The following is a guest post by Rob Cham, designer and creator of the recently-released set, “Confictura.” If you ever create a set for NeonMob or are curious about the process artists go through, this is a good read.
When I started Confictura, I didn’t have a name for it, no big definite idea of what to do with it, I just had complete freedom to build a world from scratch and 100 cards to fill out with the details, which I really liked as a project, because well, it was something I really wanted to do and thought of it as this big dream project. Til then I had only ever done illustration work, but never something of this scale, so it was an exciting task I really enjoyed tackling.
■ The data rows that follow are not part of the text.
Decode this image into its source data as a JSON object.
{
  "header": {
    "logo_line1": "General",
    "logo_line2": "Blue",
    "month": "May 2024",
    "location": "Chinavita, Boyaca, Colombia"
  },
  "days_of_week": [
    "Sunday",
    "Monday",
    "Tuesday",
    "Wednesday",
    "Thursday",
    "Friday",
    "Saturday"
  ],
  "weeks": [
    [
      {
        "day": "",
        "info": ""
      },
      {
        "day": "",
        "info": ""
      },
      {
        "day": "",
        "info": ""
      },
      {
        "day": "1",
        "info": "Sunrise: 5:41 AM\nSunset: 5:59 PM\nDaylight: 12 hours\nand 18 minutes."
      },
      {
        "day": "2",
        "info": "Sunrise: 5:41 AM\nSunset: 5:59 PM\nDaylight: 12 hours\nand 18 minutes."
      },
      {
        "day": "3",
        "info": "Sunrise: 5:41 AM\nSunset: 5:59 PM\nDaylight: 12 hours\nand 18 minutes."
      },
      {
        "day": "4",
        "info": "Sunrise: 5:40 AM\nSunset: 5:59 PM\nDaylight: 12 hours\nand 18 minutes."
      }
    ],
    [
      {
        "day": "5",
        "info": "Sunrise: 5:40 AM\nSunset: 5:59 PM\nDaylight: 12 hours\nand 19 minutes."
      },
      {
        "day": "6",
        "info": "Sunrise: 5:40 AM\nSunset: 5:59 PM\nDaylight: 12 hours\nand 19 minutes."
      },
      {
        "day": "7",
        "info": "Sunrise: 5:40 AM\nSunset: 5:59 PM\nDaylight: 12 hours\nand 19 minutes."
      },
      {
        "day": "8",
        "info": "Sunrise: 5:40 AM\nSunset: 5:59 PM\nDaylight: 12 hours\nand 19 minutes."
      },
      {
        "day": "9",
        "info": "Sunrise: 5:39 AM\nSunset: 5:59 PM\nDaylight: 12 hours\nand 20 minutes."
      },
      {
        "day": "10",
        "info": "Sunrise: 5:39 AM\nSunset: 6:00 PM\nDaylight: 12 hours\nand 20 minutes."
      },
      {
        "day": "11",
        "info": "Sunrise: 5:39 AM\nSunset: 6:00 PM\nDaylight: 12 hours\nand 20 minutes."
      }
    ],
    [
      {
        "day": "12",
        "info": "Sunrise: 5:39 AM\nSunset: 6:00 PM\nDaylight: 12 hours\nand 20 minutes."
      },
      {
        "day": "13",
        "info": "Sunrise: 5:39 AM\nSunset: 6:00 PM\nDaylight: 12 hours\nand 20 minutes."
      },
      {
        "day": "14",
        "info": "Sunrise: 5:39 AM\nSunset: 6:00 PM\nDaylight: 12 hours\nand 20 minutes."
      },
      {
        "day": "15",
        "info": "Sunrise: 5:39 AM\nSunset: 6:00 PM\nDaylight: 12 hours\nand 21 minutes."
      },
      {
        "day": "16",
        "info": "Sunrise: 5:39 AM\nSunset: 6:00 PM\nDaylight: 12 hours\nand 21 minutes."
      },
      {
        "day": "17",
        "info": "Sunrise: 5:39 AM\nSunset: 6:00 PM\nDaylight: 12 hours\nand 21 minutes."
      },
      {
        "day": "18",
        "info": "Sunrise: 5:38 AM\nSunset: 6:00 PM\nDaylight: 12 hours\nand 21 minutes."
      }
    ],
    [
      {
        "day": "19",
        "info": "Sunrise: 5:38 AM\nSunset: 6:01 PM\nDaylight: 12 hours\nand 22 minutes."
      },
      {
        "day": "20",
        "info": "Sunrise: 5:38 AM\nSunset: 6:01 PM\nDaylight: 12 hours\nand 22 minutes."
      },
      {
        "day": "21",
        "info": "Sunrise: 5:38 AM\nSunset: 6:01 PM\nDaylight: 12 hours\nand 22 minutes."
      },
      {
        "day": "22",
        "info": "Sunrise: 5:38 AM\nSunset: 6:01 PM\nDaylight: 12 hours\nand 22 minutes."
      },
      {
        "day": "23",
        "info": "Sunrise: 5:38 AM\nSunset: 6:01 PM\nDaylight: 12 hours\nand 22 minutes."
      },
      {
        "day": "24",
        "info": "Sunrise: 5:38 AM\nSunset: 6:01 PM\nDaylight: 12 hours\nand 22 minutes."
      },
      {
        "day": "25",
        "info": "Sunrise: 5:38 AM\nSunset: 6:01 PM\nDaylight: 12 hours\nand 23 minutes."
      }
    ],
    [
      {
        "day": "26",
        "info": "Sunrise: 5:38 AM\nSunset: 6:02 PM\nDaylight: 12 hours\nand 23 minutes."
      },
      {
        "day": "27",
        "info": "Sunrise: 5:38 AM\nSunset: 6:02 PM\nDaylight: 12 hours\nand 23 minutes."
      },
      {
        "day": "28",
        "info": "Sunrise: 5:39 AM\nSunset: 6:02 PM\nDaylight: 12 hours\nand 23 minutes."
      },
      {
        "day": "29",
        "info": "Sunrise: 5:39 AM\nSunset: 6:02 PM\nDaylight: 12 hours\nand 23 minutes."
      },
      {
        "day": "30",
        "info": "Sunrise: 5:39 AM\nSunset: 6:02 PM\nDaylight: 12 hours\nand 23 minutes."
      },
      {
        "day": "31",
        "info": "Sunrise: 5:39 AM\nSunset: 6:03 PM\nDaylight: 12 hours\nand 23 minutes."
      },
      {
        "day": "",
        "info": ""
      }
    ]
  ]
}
I knew I wanted it to be something like Dungeons and Dragons, and something like that western fantasy world like Lord Of The Rings, but I’d introduce a bunch of different mythologies into the mix and hopefully it would mesh really well. It’s something I really enjoy seeing with card games like Magic the Gathering where they’d slap together all these different cultures into an interesting world and coherent context. I guess it boiled down to I wanted to make something I wanted to see.
This is the first thing I ever drew for the project:
That would be the King and Queen of the Kala. I was trying to figure out how I could do the details of the world, would it be just blank backgrounds, what sort of line width should I use, how should the shading be, a lot of considerations.
I thought it could be something like the Hitchhiker’s Guide to the Galaxy where there was this skewed humor that came with everything. I thought of making the queen into a duck because well it showed that the world wasn’t exactly serious, but also that it was fantastical and things still meshed. I wanted a world where something like reverse Centaurs and friendly Werewolves can be getting along with traditional folk lore creatures like Unicorns of power and vampires existing in the same world. It paints a more colorful, friendly picture I never see in some other fantasy worlds and I wanted something like that, albeit still grounded that the world was full of these fantastical creatures and people.
I drew upon what mythologies I knew about, Western, Japanese, Chinese, Filipino, Malaysian, Middle Eastern, European, Russian, Korean, a lot of things that could intersect and provide something of an interesting mix. I made it all up as I went along though and built upon what cards were there before.
It came to a point where I wanted to take bigger and bigger risks with the material depicting these creatures that I figured out a completely different style than what I started with, but the coherence of it all comes from I guess the flavor text and descriptions, that you still get a sense of that this was all happening in the same place despite the different art styles I threw in there whether it be something really detailed painting wise, something with hard inks, and something that is just a huge splash of color, abstract, detail, and all the above. I hope it shows.
At the end of those three months I spent working on the set, it felt like I got used to the routine and just had that separation anxiety. I wanted to draw more cards but also did not want to go on because well, I want to move on to my own other projects. It was a mixed bag of feelings.
I had a blast working on Confictura and really love the response I’ve been getting be it on Twitter, or just browsing through e-mails from people saying how they love the set. Thanks, Neonmob and all the cool rad people who use the site!
– Rob Cham